**Exercise inputs:**
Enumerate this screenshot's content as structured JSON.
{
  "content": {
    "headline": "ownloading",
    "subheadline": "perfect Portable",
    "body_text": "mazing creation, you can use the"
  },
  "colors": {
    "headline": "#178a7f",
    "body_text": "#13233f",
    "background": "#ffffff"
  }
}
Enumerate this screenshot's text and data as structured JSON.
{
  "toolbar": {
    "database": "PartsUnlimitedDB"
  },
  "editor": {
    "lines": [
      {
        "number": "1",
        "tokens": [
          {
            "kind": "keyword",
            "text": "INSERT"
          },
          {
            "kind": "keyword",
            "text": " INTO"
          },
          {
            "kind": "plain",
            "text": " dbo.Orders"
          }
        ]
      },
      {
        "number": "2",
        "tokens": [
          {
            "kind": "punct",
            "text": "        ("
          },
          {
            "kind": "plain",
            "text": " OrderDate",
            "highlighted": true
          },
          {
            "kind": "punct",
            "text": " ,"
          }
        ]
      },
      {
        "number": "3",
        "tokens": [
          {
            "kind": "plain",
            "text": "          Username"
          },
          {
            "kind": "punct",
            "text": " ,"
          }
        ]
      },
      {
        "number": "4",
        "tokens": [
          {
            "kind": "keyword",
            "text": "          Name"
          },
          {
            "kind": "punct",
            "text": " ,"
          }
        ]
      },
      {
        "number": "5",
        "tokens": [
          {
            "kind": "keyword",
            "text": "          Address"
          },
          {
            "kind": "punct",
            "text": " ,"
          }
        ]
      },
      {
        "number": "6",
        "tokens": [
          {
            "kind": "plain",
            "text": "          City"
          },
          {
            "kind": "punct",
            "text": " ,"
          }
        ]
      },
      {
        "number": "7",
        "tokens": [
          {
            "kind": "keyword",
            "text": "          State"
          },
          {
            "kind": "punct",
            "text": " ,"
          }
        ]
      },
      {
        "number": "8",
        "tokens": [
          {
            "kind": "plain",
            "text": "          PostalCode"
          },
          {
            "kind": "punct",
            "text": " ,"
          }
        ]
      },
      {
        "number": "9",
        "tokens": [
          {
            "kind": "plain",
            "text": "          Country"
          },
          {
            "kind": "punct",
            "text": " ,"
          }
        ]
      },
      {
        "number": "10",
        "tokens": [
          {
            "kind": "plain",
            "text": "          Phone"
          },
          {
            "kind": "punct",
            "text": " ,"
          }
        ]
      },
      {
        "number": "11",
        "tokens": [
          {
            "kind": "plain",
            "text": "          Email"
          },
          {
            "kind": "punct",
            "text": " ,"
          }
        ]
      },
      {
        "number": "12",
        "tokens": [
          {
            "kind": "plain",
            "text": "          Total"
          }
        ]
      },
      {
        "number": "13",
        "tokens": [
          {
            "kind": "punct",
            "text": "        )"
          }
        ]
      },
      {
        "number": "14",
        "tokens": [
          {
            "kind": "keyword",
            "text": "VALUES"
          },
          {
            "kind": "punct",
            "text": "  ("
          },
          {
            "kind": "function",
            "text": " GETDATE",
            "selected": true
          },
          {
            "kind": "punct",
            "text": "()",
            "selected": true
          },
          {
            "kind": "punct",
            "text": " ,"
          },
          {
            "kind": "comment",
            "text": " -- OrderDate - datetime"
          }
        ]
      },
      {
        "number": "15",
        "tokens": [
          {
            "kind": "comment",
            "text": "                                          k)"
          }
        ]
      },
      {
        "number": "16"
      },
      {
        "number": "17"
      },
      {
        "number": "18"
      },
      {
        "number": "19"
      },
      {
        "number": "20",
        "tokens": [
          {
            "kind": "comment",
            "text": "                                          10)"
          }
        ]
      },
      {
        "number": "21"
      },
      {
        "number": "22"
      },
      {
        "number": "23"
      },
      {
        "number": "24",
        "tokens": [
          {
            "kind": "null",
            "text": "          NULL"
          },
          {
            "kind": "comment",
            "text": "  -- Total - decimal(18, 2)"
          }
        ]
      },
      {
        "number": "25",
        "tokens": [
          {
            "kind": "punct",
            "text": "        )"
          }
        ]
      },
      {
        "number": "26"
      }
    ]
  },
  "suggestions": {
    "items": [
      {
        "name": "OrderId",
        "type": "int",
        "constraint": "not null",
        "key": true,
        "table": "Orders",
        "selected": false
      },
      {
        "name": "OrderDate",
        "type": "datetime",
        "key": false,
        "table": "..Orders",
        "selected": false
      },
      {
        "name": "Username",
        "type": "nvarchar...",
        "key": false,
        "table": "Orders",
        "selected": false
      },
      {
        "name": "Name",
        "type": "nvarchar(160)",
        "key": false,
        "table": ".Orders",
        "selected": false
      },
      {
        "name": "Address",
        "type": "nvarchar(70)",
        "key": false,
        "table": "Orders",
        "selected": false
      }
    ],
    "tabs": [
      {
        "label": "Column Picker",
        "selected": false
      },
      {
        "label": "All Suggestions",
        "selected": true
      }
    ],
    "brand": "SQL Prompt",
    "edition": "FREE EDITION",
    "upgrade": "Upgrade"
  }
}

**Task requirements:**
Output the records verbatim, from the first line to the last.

**Task response:**
Enumerate this screenshot's content as structured JSON.
{
  "content": {
    "headline": "ownloading",
    "subheadline": "perfect Portable",
    "body_text": "mazing creation, you can use the"
  },
  "colors": {
    "headline": "#178a7f",
    "body_text": "#13233f",
    "background": "#ffffff"
  }
}
Enumerate this screenshot's text and data as structured JSON.
{
  "toolbar": {
    "database": "PartsUnlimitedDB"
  },
  "editor": {
    "lines": [
      {
        "number": "1",
        "tokens": [
          {
            "kind": "keyword",
            "text": "INSERT"
          },
          {
            "kind": "keyword",
            "text": " INTO"
          },
          {
            "kind": "plain",
            "text": " dbo.Orders"
          }
        ]
      },
      {
        "number": "2",
        "tokens": [
          {
            "kind": "punct",
            "text": "        ("
          },
          {
            "kind": "plain",
            "text": " OrderDate",
            "highlighted": true
          },
          {
            "kind": "punct",
            "text": " ,"
          }
        ]
      },
      {
        "number": "3",
        "tokens": [
          {
            "kind": "plain",
            "text": "          Username"
          },
          {
            "kind": "punct",
            "text": " ,"
          }
        ]
      },
      {
        "number": "4",
        "tokens": [
          {
            "kind": "keyword",
            "text": "          Name"
          },
          {
            "kind": "punct",
            "text": " ,"
          }
        ]
      },
      {
        "number": "5",
        "tokens": [
          {
            "kind": "keyword",
            "text": "          Address"
          },
          {
            "kind": "punct",
            "text": " ,"
          }
        ]
      },
      {
        "number": "6",
        "tokens": [
          {
            "kind": "plain",
            "text": "          City"
          },
          {
            "kind": "punct",
            "text": " ,"
          }
        ]
      },
      {
        "number": "7",
        "tokens": [
          {
            "kind": "keyword",
            "text": "          State"
          },
          {
            "kind": "punct",
            "text": " ,"
          }
        ]
      },
      {
        "number": "8",
        "tokens": [
          {
            "kind": "plain",
            "text": "          PostalCode"
          },
          {
            "kind": "punct",
            "text": " ,"
          }
        ]
      },
      {
        "number": "9",
        "tokens": [
          {
            "kind": "plain",
            "text": "          Country"
          },
          {
            "kind": "punct",
            "text": " ,"
          }
        ]
      },
      {
        "number": "10",
        "tokens": [
          {
            "kind": "plain",
            "text": "          Phone"
          },
          {
            "kind": "punct",
            "text": " ,"
          }
        ]
      },
      {
        "number": "11",
        "tokens": [
          {
            "kind": "plain",
            "text": "          Email"
          },
          {
            "kind": "punct",
            "text": " ,"
          }
        ]
      },
      {
        "number": "12",
        "tokens": [
          {
            "kind": "plain",
            "text": "          Total"
          }
        ]
      },
      {
        "number": "13",
        "tokens": [
          {
            "kind": "punct",
            "text": "        )"
          }
        ]
      },
      {
        "number": "14",
        "tokens": [
          {
            "kind": "keyword",
            "text": "VALUES"
          },
          {
            "kind": "punct",
            "text": "  ("
          },
          {
            "kind": "function",
            "text": " GETDATE",
            "selected": true
          },
          {
            "kind": "punct",
            "text": "()",
            "selected": true
          },
          {
            "kind": "punct",
            "text": " ,"
          },
          {
            "kind": "comment",
            "text": " -- OrderDate - datetime"
          }
        ]
      },
      {
        "number": "15",
        "tokens": [
          {
            "kind": "comment",
            "text": "                                          k)"
          }
        ]
      },
      {
        "number": "16"
      },
      {
        "number": "17"
      },
      {
        "number": "18"
      },
      {
        "number": "19"
      },
      {
        "number": "20",
        "tokens": [
          {
            "kind": "comment",
            "text": "                                          10)"
          }
        ]
      },
      {
        "number": "21"
      },
      {
        "number": "22"
      },
      {
        "number": "23"
      },
      {
        "number": "24",
        "tokens": [
          {
            "kind": "null",
            "text": "          NULL"
          },
          {
            "kind": "comment",
            "text": "  -- Total - decimal(18, 2)"
          }
        ]
      },
      {
        "number": "25",
        "tokens": [
          {
            "kind": "punct",
            "text": "        )"
          }
        ]
      },
      {
        "number": "26"
      }
    ]
  },
  "suggestions": {
    "items": [
      {
        "name": "OrderId",
        "type": "int",
        "constraint": "not null",
        "key": true,
        "table": "Orders",
        "selected": false
      },
      {
        "name": "OrderDate",
        "type": "datetime",
        "key": false,
        "table": "..Orders",
        "selected": false
      },
      {
        "name": "Username",
        "type": "nvarchar...",
        "key": false,
        "table": "Orders",
        "selected": false
      },
      {
        "name": "Name",
        "type": "nvarchar(160)",
        "key": false,
        "table": ".Orders",
        "selected": false
      },
      {
        "name": "Address",
        "type": "nvarchar(70)",
        "key": false,
        "table": "Orders",
        "selected": false
      }
    ],
    "tabs": [
      {
        "label": "Column Picker",
        "selected": false
      },
      {
        "label": "All Suggestions",
        "selected": true
      }
    ],
    "brand": "SQL Prompt",
    "edition": "FREE EDITION",
    "upgrade": "Upgrade"
  }
}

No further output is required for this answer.